» WHAT IS BEING ASKED
Reproduce the records below exactly, leaving their images out.

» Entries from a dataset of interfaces
· · · · · · ·

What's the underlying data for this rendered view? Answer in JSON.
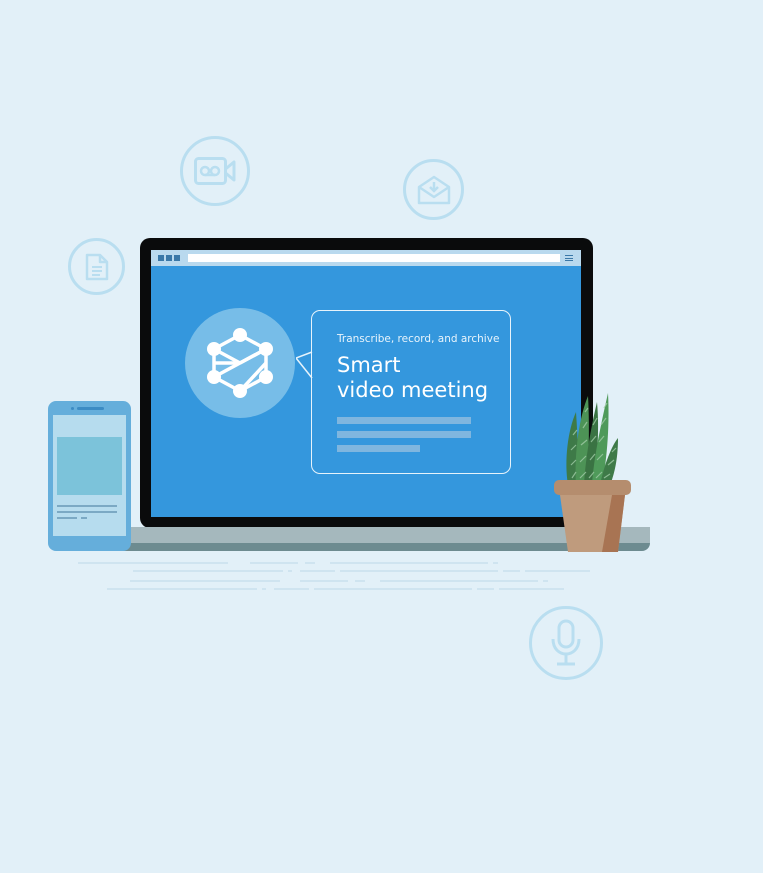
{
  "promo": {
    "subtitle": "Transcribe, record, and archive",
    "title_line1": "Smart",
    "title_line2": "video meeting"
  },
  "icons": {
    "video": "video-camera-icon",
    "mail": "envelope-download-icon",
    "document": "document-icon",
    "microphone": "microphone-icon",
    "logo": "network-logo-icon",
    "plant": "potted-plant"
  },
  "colors": {
    "background": "#e2f0f8",
    "screen": "#3497dd",
    "bezel": "#0a0b0c",
    "icon_outline": "#b9def0",
    "phone": "#65aedb",
    "pot": "#b58d6e"
  }
}
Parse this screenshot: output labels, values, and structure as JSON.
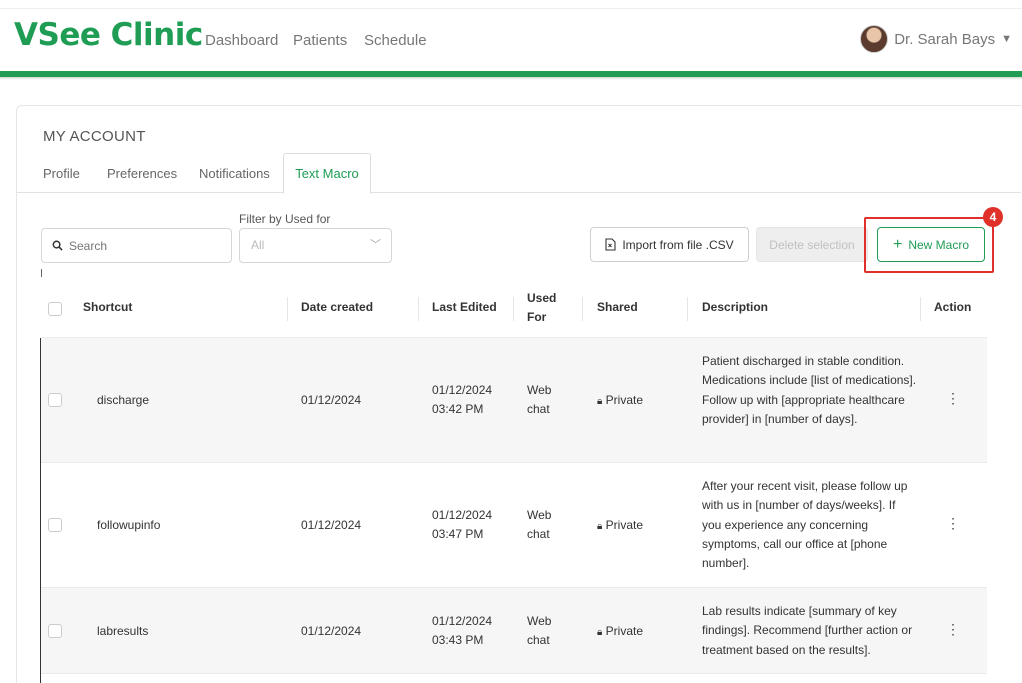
{
  "brand": "VSee Clinic",
  "nav": [
    "Dashboard",
    "Patients",
    "Schedule"
  ],
  "user": {
    "name": "Dr. Sarah Bays"
  },
  "account_title": "MY ACCOUNT",
  "tabs": [
    "Profile",
    "Preferences",
    "Notifications",
    "Text Macro"
  ],
  "active_tab": "Text Macro",
  "search": {
    "placeholder": "Search"
  },
  "filter": {
    "label": "Filter by Used for",
    "value": "All"
  },
  "buttons": {
    "import": "Import from file .CSV",
    "delete": "Delete selection",
    "new": "New Macro"
  },
  "annotation_badge": "4",
  "table": {
    "headers": {
      "shortcut": "Shortcut",
      "date_created": "Date created",
      "last_edited": "Last Edited",
      "used_for_1": "Used",
      "used_for_2": "For",
      "shared": "Shared",
      "description": "Description",
      "action": "Action"
    },
    "rows": [
      {
        "shortcut": "discharge",
        "date_created": "01/12/2024",
        "edited_date": "01/12/2024",
        "edited_time": "03:42 PM",
        "used_1": "Web",
        "used_2": "chat",
        "shared": "Private",
        "description": "Patient discharged in stable condition. Medications include [list of medications]. Follow up with [appropriate healthcare provider] in [number of days]."
      },
      {
        "shortcut": "followupinfo",
        "date_created": "01/12/2024",
        "edited_date": "01/12/2024",
        "edited_time": "03:47 PM",
        "used_1": "Web",
        "used_2": "chat",
        "shared": "Private",
        "description": "After your recent visit, please follow up with us in [number of days/weeks]. If you experience any concerning symptoms, call our office at [phone number]."
      },
      {
        "shortcut": "labresults",
        "date_created": "01/12/2024",
        "edited_date": "01/12/2024",
        "edited_time": "03:43 PM",
        "used_1": "Web",
        "used_2": "chat",
        "shared": "Private",
        "description": "Lab results indicate [summary of key findings]. Recommend [further action or treatment based on the results]."
      }
    ]
  },
  "colors": {
    "brand_green": "#1f9d55",
    "highlight_red": "#e0302a"
  }
}
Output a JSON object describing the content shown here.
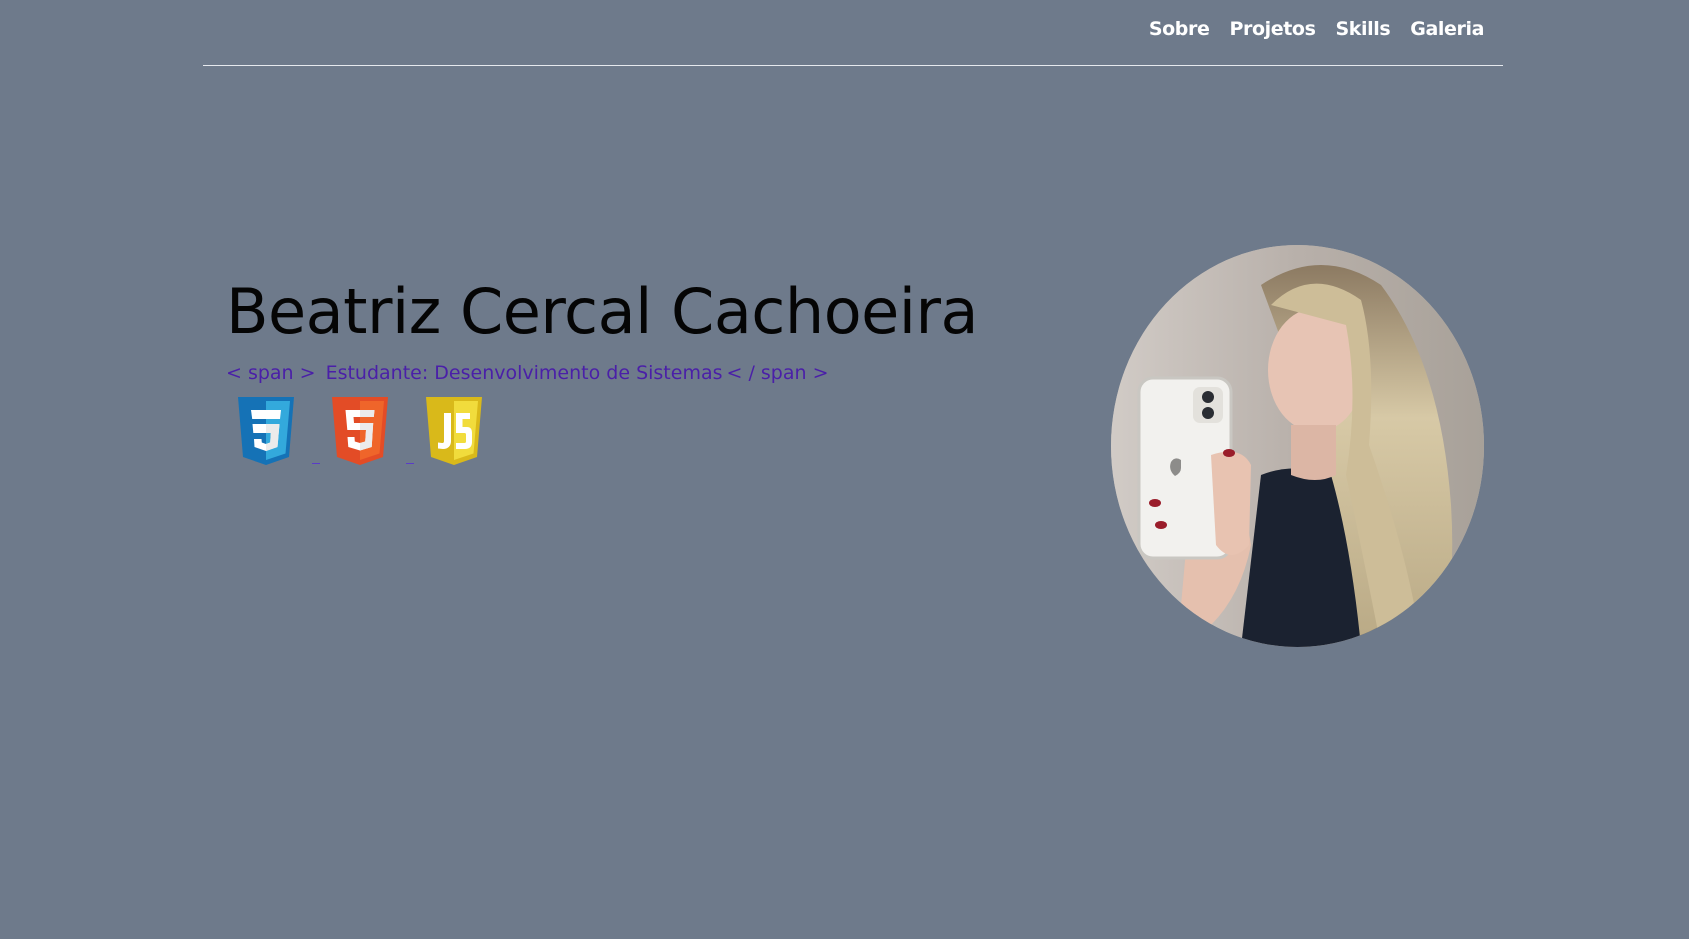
{
  "nav": {
    "items": [
      {
        "label": "Sobre"
      },
      {
        "label": "Projetos"
      },
      {
        "label": "Skills"
      },
      {
        "label": "Galeria"
      }
    ]
  },
  "hero": {
    "title": "Beatriz Cercal Cachoeira",
    "subtitle_open_tag": "< span >",
    "subtitle_text": "Estudante: Desenvolvimento de Sistemas",
    "subtitle_close_tag": "< / span >"
  },
  "skills": {
    "icons": [
      {
        "name": "css3-icon",
        "color": "#2a7ae2"
      },
      {
        "name": "html5-icon",
        "color": "#e34c26"
      },
      {
        "name": "javascript-icon",
        "color": "#f0d21c"
      }
    ]
  },
  "colors": {
    "background": "#6e7a8b",
    "nav_text": "#ffffff",
    "title_text": "#050505",
    "subtitle_text": "#4a1fa8"
  }
}
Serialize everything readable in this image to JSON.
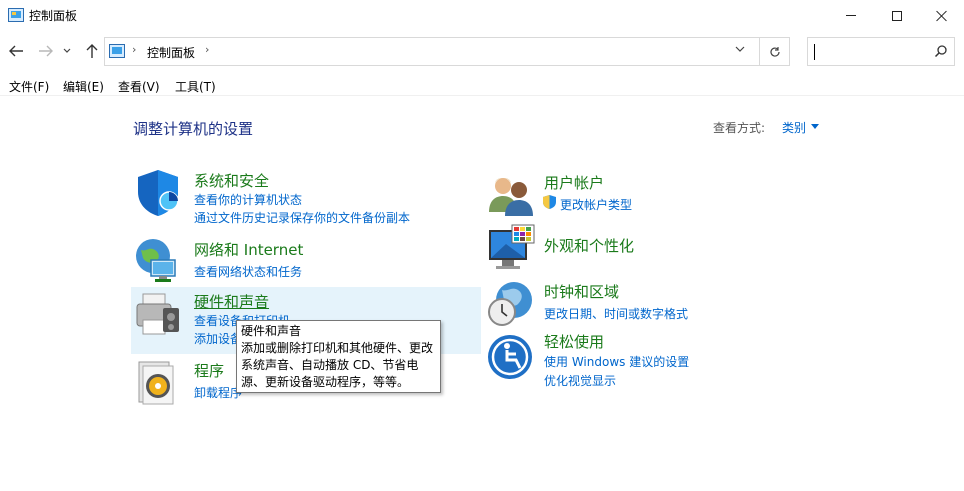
{
  "window": {
    "title": "控制面板",
    "icon": "control-panel-icon"
  },
  "nav": {
    "back_icon": "arrow-left-icon",
    "forward_icon": "arrow-right-icon",
    "recent_icon": "chevron-down-icon",
    "up_icon": "arrow-up-icon",
    "address_path": "控制面板",
    "search_placeholder": ""
  },
  "menu": {
    "items": [
      "文件(F)",
      "编辑(E)",
      "查看(V)",
      "工具(T)"
    ]
  },
  "content": {
    "title": "调整计算机的设置",
    "view_by_label": "查看方式:",
    "view_by_value": "类别"
  },
  "categories": {
    "system": {
      "title": "系统和安全",
      "icon": "shield-icon",
      "links": [
        "查看你的计算机状态",
        "通过文件历史记录保存你的文件备份副本"
      ]
    },
    "network": {
      "title": "网络和 Internet",
      "icon": "network-globe-icon",
      "links": [
        "查看网络状态和任务"
      ]
    },
    "hardware": {
      "title": "硬件和声音",
      "icon": "printer-icon",
      "links": [
        "查看设备和打印机",
        "添加设备"
      ]
    },
    "programs": {
      "title": "程序",
      "icon": "programs-disc-icon",
      "links": [
        "卸载程序"
      ]
    },
    "users": {
      "title": "用户帐户",
      "icon": "users-icon",
      "links": [
        "更改帐户类型"
      ]
    },
    "appearance": {
      "title": "外观和个性化",
      "icon": "monitor-palette-icon",
      "links": []
    },
    "clock": {
      "title": "时钟和区域",
      "icon": "clock-globe-icon",
      "links": [
        "更改日期、时间或数字格式"
      ]
    },
    "ease": {
      "title": "轻松使用",
      "icon": "ease-of-access-icon",
      "links": [
        "使用 Windows 建议的设置",
        "优化视觉显示"
      ]
    }
  },
  "tooltip": {
    "lines": [
      "硬件和声音",
      "添加或删除打印机和其他硬件、更改",
      "系统声音、自动播放 CD、节省电",
      "源、更新设备驱动程序，等等。"
    ]
  },
  "colors": {
    "category_title": "#1a7a1a",
    "link": "#0066cc",
    "heading": "#1e3287",
    "hover": "#e5f3fb"
  }
}
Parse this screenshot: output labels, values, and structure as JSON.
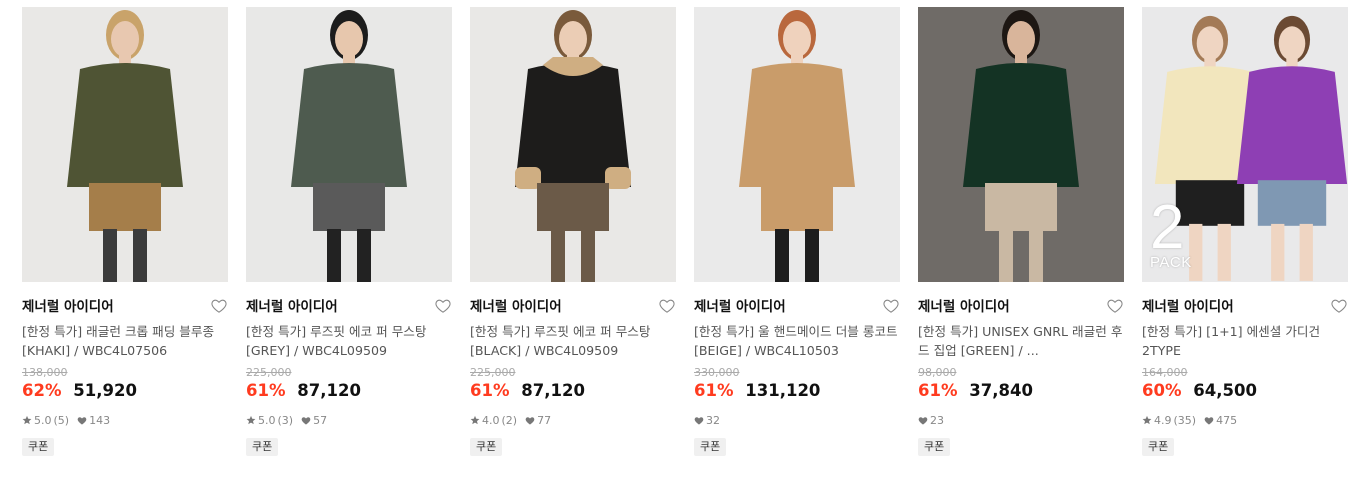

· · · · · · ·

» WORKED SOLUTION
What's the underlying data for this rendered view? Answer in JSON.
{
  "promo": {
    "subtitle": "Transcribe, record, and archive",
    "title_line1": "Smart",
    "title_line2": "video meeting"
  },
  "icons": {
    "video": "video-camera-icon",
    "mail": "envelope-download-icon",
    "document": "document-icon",
    "microphone": "microphone-icon",
    "logo": "network-logo-icon",
    "plant": "potted-plant"
  },
  "colors": {
    "background": "#e2f0f8",
    "screen": "#3497dd",
    "bezel": "#0a0b0c",
    "icon_outline": "#b9def0",
    "phone": "#65aedb",
    "pot": "#b58d6e"
  }
}
Parse this screenshot: output labels, values, and structure as JSON.
{
  "brand": "VSee Clinic",
  "nav": [
    "Dashboard",
    "Patients",
    "Schedule"
  ],
  "user": {
    "name": "Dr. Sarah Bays"
  },
  "account_title": "MY ACCOUNT",
  "tabs": [
    "Profile",
    "Preferences",
    "Notifications",
    "Text Macro"
  ],
  "active_tab": "Text Macro",
  "search": {
    "placeholder": "Search"
  },
  "filter": {
    "label": "Filter by Used for",
    "value": "All"
  },
  "buttons": {
    "import": "Import from file .CSV",
    "delete": "Delete selection",
    "new": "New Macro"
  },
  "annotation_badge": "4",
  "table": {
    "headers": {
      "shortcut": "Shortcut",
      "date_created": "Date created",
      "last_edited": "Last Edited",
      "used_for_1": "Used",
      "used_for_2": "For",
      "shared": "Shared",
      "description": "Description",
      "action": "Action"
    },
    "rows": [
      {
        "shortcut": "discharge",
        "date_created": "01/12/2024",
        "edited_date": "01/12/2024",
        "edited_time": "03:42 PM",
        "used_1": "Web",
        "used_2": "chat",
        "shared": "Private",
        "description": "Patient discharged in stable condition. Medications include [list of medications]. Follow up with [appropriate healthcare provider] in [number of days]."
      },
      {
        "shortcut": "followupinfo",
        "date_created": "01/12/2024",
        "edited_date": "01/12/2024",
        "edited_time": "03:47 PM",
        "used_1": "Web",
        "used_2": "chat",
        "shared": "Private",
        "description": "After your recent visit, please follow up with us in [number of days/weeks]. If you experience any concerning symptoms, call our office at [phone number]."
      },
      {
        "shortcut": "labresults",
        "date_created": "01/12/2024",
        "edited_date": "01/12/2024",
        "edited_time": "03:43 PM",
        "used_1": "Web",
        "used_2": "chat",
        "shared": "Private",
        "description": "Lab results indicate [summary of key findings]. Recommend [further action or treatment based on the results]."
      }
    ]
  },
  "colors": {
    "brand_green": "#1f9d55",
    "highlight_red": "#e0302a"
  }
}
Output a JSON object describing the content shown here.
{
  "nav": {
    "items": [
      {
        "label": "Sobre"
      },
      {
        "label": "Projetos"
      },
      {
        "label": "Skills"
      },
      {
        "label": "Galeria"
      }
    ]
  },
  "hero": {
    "title": "Beatriz Cercal Cachoeira",
    "subtitle_open_tag": "< span >",
    "subtitle_text": "Estudante: Desenvolvimento de Sistemas",
    "subtitle_close_tag": "< / span >"
  },
  "skills": {
    "icons": [
      {
        "name": "css3-icon",
        "color": "#2a7ae2"
      },
      {
        "name": "html5-icon",
        "color": "#e34c26"
      },
      {
        "name": "javascript-icon",
        "color": "#f0d21c"
      }
    ]
  },
  "colors": {
    "background": "#6e7a8b",
    "nav_text": "#ffffff",
    "title_text": "#050505",
    "subtitle_text": "#4a1fa8"
  }
}
Serialize everything readable in this image to JSON.
{
  "window": {
    "title": "控制面板",
    "icon": "control-panel-icon"
  },
  "nav": {
    "back_icon": "arrow-left-icon",
    "forward_icon": "arrow-right-icon",
    "recent_icon": "chevron-down-icon",
    "up_icon": "arrow-up-icon",
    "address_path": "控制面板",
    "search_placeholder": ""
  },
  "menu": {
    "items": [
      "文件(F)",
      "编辑(E)",
      "查看(V)",
      "工具(T)"
    ]
  },
  "content": {
    "title": "调整计算机的设置",
    "view_by_label": "查看方式:",
    "view_by_value": "类别"
  },
  "categories": {
    "system": {
      "title": "系统和安全",
      "icon": "shield-icon",
      "links": [
        "查看你的计算机状态",
        "通过文件历史记录保存你的文件备份副本"
      ]
    },
    "network": {
      "title": "网络和 Internet",
      "icon": "network-globe-icon",
      "links": [
        "查看网络状态和任务"
      ]
    },
    "hardware": {
      "title": "硬件和声音",
      "icon": "printer-icon",
      "links": [
        "查看设备和打印机",
        "添加设备"
      ]
    },
    "programs": {
      "title": "程序",
      "icon": "programs-disc-icon",
      "links": [
        "卸载程序"
      ]
    },
    "users": {
      "title": "用户帐户",
      "icon": "users-icon",
      "links": [
        "更改帐户类型"
      ]
    },
    "appearance": {
      "title": "外观和个性化",
      "icon": "monitor-palette-icon",
      "links": []
    },
    "clock": {
      "title": "时钟和区域",
      "icon": "clock-globe-icon",
      "links": [
        "更改日期、时间或数字格式"
      ]
    },
    "ease": {
      "title": "轻松使用",
      "icon": "ease-of-access-icon",
      "links": [
        "使用 Windows 建议的设置",
        "优化视觉显示"
      ]
    }
  },
  "tooltip": {
    "lines": [
      "硬件和声音",
      "添加或删除打印机和其他硬件、更改",
      "系统声音、自动播放 CD、节省电",
      "源、更新设备驱动程序，等等。"
    ]
  },
  "colors": {
    "category_title": "#1a7a1a",
    "link": "#0066cc",
    "heading": "#1e3287",
    "hover": "#e5f3fb"
  }
}
Parse this screenshot: output labels, values, and structure as JSON.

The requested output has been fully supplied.